Here is an accusation God brings against his people in Scripture: “The weak you have not strengthened, the sick you have not healed, the injured you have not bound up, the strayed you have not brought back, the lost you have not sought, and with force and harshness you have ruled them” (Ezekiel 34:4). Why, then, would this God create a world in which life depends upon the weak, the sick, the injured, the strayed, and the lost being destroyed through force and harshness? Why would he demand certain virtues of us, but display the very opposite of those virtues in his own work?
Rather, Scripture gives us a wonderful picture of an animal world that does display the tender mercies of our God: “The wolf shall dwell with the lamb, and the leopard shall lie down with the young goat, and the calf and the lion and the fattened calf together; and a little child shall lead them.

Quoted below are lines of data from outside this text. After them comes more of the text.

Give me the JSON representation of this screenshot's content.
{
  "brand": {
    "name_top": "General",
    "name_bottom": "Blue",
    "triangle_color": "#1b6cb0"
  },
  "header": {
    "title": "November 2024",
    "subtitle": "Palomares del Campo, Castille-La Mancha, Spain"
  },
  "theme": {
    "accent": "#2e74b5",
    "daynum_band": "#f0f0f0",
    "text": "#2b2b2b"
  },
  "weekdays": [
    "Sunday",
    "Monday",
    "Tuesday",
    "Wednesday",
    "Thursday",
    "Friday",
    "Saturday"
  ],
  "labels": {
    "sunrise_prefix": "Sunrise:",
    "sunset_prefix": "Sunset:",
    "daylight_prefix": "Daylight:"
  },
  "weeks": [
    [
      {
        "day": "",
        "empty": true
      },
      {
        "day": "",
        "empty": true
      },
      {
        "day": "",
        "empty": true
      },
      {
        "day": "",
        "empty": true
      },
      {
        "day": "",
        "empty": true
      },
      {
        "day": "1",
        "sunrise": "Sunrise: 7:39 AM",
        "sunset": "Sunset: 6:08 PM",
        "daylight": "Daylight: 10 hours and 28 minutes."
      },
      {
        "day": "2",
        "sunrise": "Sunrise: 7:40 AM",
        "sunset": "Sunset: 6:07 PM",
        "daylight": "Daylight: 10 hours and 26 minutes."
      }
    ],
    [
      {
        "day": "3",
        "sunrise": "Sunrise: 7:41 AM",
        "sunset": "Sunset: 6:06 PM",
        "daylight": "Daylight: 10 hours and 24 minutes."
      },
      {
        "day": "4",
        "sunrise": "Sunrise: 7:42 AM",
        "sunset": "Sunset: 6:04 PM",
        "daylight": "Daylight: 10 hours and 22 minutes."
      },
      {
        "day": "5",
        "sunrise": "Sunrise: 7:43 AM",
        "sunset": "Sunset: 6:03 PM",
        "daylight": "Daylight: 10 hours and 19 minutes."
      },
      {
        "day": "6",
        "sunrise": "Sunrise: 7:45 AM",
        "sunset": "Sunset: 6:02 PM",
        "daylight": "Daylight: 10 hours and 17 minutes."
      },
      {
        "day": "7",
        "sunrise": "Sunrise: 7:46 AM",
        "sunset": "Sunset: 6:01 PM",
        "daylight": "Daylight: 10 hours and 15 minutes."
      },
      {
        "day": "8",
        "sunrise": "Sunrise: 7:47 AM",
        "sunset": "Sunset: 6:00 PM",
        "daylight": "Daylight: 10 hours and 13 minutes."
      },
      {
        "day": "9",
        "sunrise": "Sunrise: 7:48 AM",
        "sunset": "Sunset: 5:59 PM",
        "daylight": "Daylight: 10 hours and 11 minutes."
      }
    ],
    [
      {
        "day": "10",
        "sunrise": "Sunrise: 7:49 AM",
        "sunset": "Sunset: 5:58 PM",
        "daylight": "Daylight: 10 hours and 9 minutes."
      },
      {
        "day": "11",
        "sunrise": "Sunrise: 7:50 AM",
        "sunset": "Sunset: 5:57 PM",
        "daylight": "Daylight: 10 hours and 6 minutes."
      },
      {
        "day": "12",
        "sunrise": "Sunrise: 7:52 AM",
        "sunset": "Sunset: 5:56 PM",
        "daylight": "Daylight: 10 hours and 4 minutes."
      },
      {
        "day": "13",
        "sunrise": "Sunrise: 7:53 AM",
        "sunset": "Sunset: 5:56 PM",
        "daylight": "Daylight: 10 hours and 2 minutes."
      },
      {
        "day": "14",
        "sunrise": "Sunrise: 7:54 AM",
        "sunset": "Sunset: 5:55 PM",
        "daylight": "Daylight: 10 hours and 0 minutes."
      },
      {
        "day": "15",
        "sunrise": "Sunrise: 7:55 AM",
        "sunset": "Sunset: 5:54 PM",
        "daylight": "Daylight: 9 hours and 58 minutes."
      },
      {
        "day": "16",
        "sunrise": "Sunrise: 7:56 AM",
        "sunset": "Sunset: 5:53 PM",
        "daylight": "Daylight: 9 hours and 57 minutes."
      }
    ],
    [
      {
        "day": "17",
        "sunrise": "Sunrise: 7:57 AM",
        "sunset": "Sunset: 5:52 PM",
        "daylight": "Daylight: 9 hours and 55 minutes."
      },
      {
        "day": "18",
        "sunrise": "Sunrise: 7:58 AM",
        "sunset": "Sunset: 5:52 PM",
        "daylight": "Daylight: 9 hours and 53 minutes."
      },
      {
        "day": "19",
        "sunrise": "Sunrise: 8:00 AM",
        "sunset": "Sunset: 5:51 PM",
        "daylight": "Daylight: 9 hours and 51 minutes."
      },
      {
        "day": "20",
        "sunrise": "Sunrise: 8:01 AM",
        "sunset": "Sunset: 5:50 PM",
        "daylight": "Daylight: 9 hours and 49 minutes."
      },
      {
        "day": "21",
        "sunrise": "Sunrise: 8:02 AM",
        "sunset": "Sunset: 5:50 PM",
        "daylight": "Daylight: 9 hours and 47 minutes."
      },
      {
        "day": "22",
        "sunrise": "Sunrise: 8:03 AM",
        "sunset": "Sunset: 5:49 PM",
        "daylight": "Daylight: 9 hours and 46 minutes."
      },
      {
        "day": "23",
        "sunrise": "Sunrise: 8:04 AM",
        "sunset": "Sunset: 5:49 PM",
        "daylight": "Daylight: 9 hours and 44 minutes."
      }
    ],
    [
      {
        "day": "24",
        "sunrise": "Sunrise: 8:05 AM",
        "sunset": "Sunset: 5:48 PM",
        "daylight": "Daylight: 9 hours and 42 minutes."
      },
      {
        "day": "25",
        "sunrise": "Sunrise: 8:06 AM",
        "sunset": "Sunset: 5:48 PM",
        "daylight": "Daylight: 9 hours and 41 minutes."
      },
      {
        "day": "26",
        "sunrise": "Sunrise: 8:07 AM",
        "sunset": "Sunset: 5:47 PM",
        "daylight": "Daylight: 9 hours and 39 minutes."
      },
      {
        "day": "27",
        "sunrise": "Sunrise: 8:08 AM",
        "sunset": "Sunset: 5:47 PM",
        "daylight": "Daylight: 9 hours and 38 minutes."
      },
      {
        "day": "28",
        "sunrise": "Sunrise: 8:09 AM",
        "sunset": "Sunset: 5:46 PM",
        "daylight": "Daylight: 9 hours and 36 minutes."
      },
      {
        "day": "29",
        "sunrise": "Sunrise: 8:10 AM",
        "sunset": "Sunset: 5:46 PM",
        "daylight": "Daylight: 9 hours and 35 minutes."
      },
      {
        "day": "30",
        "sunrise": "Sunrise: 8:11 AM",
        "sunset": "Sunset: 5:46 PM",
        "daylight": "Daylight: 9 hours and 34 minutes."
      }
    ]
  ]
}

The cow and bear shall graze; their young shall lie down together; and the lion shall eat straw like the ox. The nursing child shall play over the hole of the cobra, and the weaned child shall put his hand on the adder’s den. They shall not hurt or destroy in all my holy mountain; for the earth shall be full of the knowledge of the LORD as the waters cover the sea” (Isaiah 11:6-9).
In this picture, we see God’s character, clearly. We see his gentleness and concern, not only for the whole animal world, but especially for the weak and vulnerable. It is the very opposite of the picture that evolution gives us, but it is exactly what we would expect of the God whose “mercy is over all that he has made.” We would feel no revulsion that he should pronounce this scene “very good,” for its very goodness is what we are meant to see. This is the restoration that Christ brings, a restoration made necessary not because God created a vicious and barbaric world, but because our sin wrapped the world in those cruel chains. Isaiah’s picture is nature freed from those chains, freed from our sin, freed once again to be a perfect showcase of God’s character.
The brokenness we see around us today is our fault, not God’s. Therefore, we make a grave error if we reason from the current enslaved condition of nature to assume what life was like before the fall. This is to project the current display of man’s corruption onto God’s very good creation, and thus to paint a picture of a merciless God who calls the destruction of the weak and vulnerable “very good.” It is, essentially, to ascribe to God the filth that man has wrought.